I keep thinking you could wire something like that up with the existing base shaders as a phenomena, but it may be tricky, actually… it’s of course trivial to code such a shader.

But I keep also thinking it’ll look wierd and distorted, at least on any flat-ish surface where the eye is able to “intuit” the reflection. (But yes, for curved surfaces our intuition for reflection go totally out the window and it could lend some extra artistic control… cool idea… but no, not in the shader today, m’fraid)

Actually, I found that kinda cool in my tests… also how the cherries get kinda streched in the reflection.

I’ll keep your idea in mind, though, for future shaders.


“pinch me” I must be dreaming :wink:


I haven’t had much time to play with this in recent weeks, but made some time the last few days. It’s not complete or completely satisfying, but I have made some progress.

All procedural textures (except for the bump on the leaf) and a simple key/fill/rim light rig with ambient occlusion.

Thanks for looking.


Here’s another test image. I smoothed out some of the geometry and put a little fog in there, too. I still have to do something to the end of the banana to make that more organic, maybe a transparency map to make a rough torn-off type edge?

Master Zap - I’ll see if I can do a SSS pass and see how that looks.

Regarding things being “Physically Correct,” that’s a great default for the first day’s dailies on most things. But, when the director asks you to change the perspective of a shadow or reflection, if you tried telling him that you don’t want to make his change because the computer’s output was physically correct on your first version, then you might not work too many days in the industry. :wink:



I´ve seen alot of renders these days of some Spheres with a fancy IOR material: " The render is small, grainy and I had to stop it after 90 hours, but hey!. It´s physically correct!" :wink:

Great render Jeremy. Some of the fruits are a bit glossy for my liking, but the light, texturing and cloth are spot on.
To to me it has this “overcast sky/daylight light coming in the window” feeling.
If that´s what you tried to do, I think you nailed it.

You could get a job in the industy some day… :wink:


Looking good! Maybe there’s a bit too much bump mapping on the apple, an apple is such a smooth surface.

Bump maps and diffuse light don’t really mix anyway.
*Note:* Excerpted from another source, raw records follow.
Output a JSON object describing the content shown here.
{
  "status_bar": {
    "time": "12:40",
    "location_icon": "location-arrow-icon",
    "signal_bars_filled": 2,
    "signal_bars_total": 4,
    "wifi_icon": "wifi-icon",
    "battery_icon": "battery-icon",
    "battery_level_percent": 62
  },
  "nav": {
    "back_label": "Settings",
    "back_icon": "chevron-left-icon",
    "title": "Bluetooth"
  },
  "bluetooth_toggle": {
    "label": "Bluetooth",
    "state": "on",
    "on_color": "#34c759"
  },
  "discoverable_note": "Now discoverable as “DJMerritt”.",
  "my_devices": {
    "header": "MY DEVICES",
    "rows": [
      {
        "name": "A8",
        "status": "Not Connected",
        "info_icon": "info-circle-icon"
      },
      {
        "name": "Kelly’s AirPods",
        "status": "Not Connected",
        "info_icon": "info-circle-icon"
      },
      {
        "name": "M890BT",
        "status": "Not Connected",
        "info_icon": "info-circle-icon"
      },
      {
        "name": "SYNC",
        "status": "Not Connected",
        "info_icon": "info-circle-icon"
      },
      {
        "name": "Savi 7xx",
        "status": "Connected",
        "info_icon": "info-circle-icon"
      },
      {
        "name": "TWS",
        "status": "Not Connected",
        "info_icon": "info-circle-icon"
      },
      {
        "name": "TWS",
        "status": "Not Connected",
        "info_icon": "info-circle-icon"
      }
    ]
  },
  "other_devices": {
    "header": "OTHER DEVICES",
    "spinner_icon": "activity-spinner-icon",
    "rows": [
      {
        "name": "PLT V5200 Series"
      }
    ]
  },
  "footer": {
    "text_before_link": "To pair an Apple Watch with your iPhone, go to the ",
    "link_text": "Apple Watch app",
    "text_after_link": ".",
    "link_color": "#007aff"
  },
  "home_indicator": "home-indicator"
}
I use bump maps to break up highlights and reflections, but on diffuse shading bump mapping usually looks so fake that I’d do anything else before using it on my diffuse.


PS - I see lots of people have been visiting this thread, hope I get some feedback too…
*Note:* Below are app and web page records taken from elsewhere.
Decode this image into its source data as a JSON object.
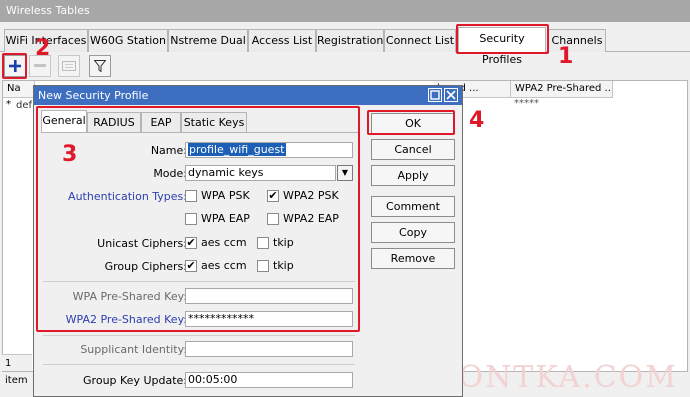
{
  "window": {
    "title": "Wireless Tables"
  },
  "tabs": [
    "WiFi Interfaces",
    "W60G Station",
    "Nstreme Dual",
    "Access List",
    "Registration",
    "Connect List",
    "Security Profiles",
    "Channels"
  ],
  "table": {
    "col_name_partial": "Na",
    "col_wpa_partial": "hared ...",
    "col_wpa2": "WPA2 Pre-Shared ...",
    "row_marker": "*",
    "row_name_partial": "def",
    "row_wpa2": "*****",
    "status": "1 item"
  },
  "watermark": "REMONTKA.COM",
  "dialog": {
    "title": "New Security Profile",
    "tabs": [
      "General",
      "RADIUS",
      "EAP",
      "Static Keys"
    ],
    "name_label": "Name:",
    "name_value": "profile_wifi_guest",
    "mode_label": "Mode:",
    "mode_value": "dynamic keys",
    "auth_label": "Authentication Types:",
    "auth_options": [
      {
        "label": "WPA PSK",
        "checked": false
      },
      {
        "label": "WPA2 PSK",
        "checked": true
      },
      {
        "label": "WPA EAP",
        "checked": false
      },
      {
        "label": "WPA2 EAP",
        "checked": false
      }
    ],
    "unicast_label": "Unicast Ciphers:",
    "unicast_options": [
      {
        "label": "aes ccm",
        "checked": true
      },
      {
        "label": "tkip",
        "checked": false
      }
    ],
    "group_label": "Group Ciphers:",
    "group_options": [
      {
        "label": "aes ccm",
        "checked": true
      },
      {
        "label": "tkip",
        "checked": false
      }
    ],
    "wpa_key_label": "WPA Pre-Shared Key:",
    "wpa_key_value": "",
    "wpa2_key_label": "WPA2 Pre-Shared Key:",
    "wpa2_key_value": "************",
    "supplicant_label": "Supplicant Identity:",
    "supplicant_value": "",
    "group_key_label": "Group Key Update:",
    "group_key_value": "00:05:00",
    "buttons": [
      "OK",
      "Cancel",
      "Apply",
      "Comment",
      "Copy",
      "Remove"
    ]
  },
  "annotations": {
    "n1": "1",
    "n2": "2",
    "n3": "3",
    "n4": "4"
  },
  "colors": {
    "annotation": "#e0192a",
    "title_bar": "#3d6ec0",
    "blue_label": "#2d3eaf"
  }
}
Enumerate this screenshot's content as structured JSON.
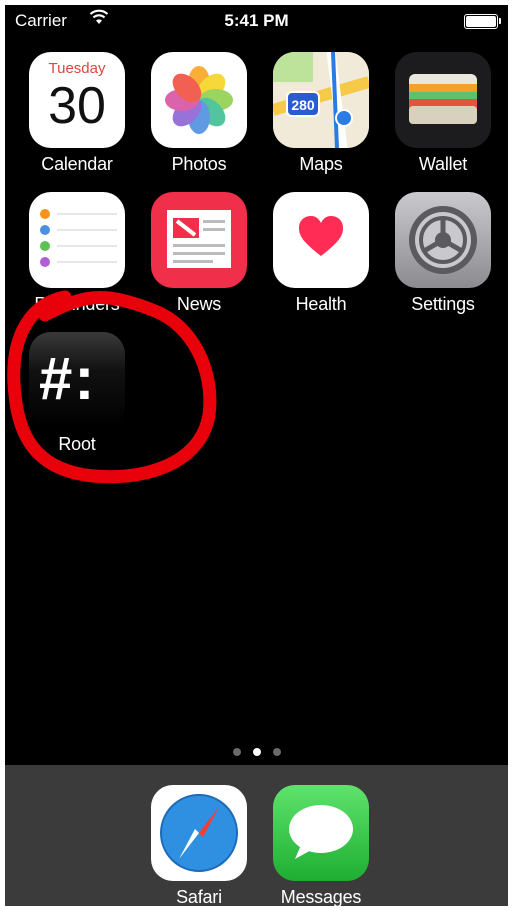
{
  "status_bar": {
    "carrier": "Carrier",
    "time": "5:41 PM"
  },
  "apps": [
    {
      "label": "Calendar",
      "icon": "calendar-icon",
      "calendar_day_of_week": "Tuesday",
      "calendar_day": "30"
    },
    {
      "label": "Photos",
      "icon": "photos-icon"
    },
    {
      "label": "Maps",
      "icon": "maps-icon",
      "road_sign": "280"
    },
    {
      "label": "Wallet",
      "icon": "wallet-icon"
    },
    {
      "label": "Reminders",
      "icon": "reminders-icon"
    },
    {
      "label": "News",
      "icon": "news-icon"
    },
    {
      "label": "Health",
      "icon": "health-icon"
    },
    {
      "label": "Settings",
      "icon": "settings-icon"
    },
    {
      "label": "Root",
      "icon": "terminal-icon",
      "glyph": "#:"
    }
  ],
  "page_indicator": {
    "count": 3,
    "active": 2
  },
  "dock": [
    {
      "label": "Safari",
      "icon": "safari-icon"
    },
    {
      "label": "Messages",
      "icon": "messages-icon"
    }
  ],
  "annotation": {
    "shape": "red-hand-drawn-circle",
    "color": "#e8000b",
    "target": "Root"
  }
}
Which it might not even then be…even the ones who claim physical correctness often still render in a vacuum without simulating polarized light, fluorescence, dispersion in the camera lens. I don’t think there is any renderer that is completely correct, it’s all just an approximation that comes more or less close.


HEllo everyone, Wow lately so many good stuff, i have some update on the pear and well im not really sure about it. anywyas Jeremy i think u mean this.

About your image is great im not reallly sure if u told us ur mood u were looking for , to me looks great somehow i loook at it alot of time. i like your those fruits behind the apple . but im not sure about the color of the orange grapes. i guees ur mood is like old fruits. anywyas have a good one.

i didnt get how to put an image so i can see here.

anyone know if theres another name for the sss subsurface scatering in MAYA 7.0

#300 and, but I’m sure there’s others around too. Correct me if I’m wrong though.

Anyhow, I guess it’s more about physical simulation than beauty, although this terms might not exclude each other.

Grüße :wink: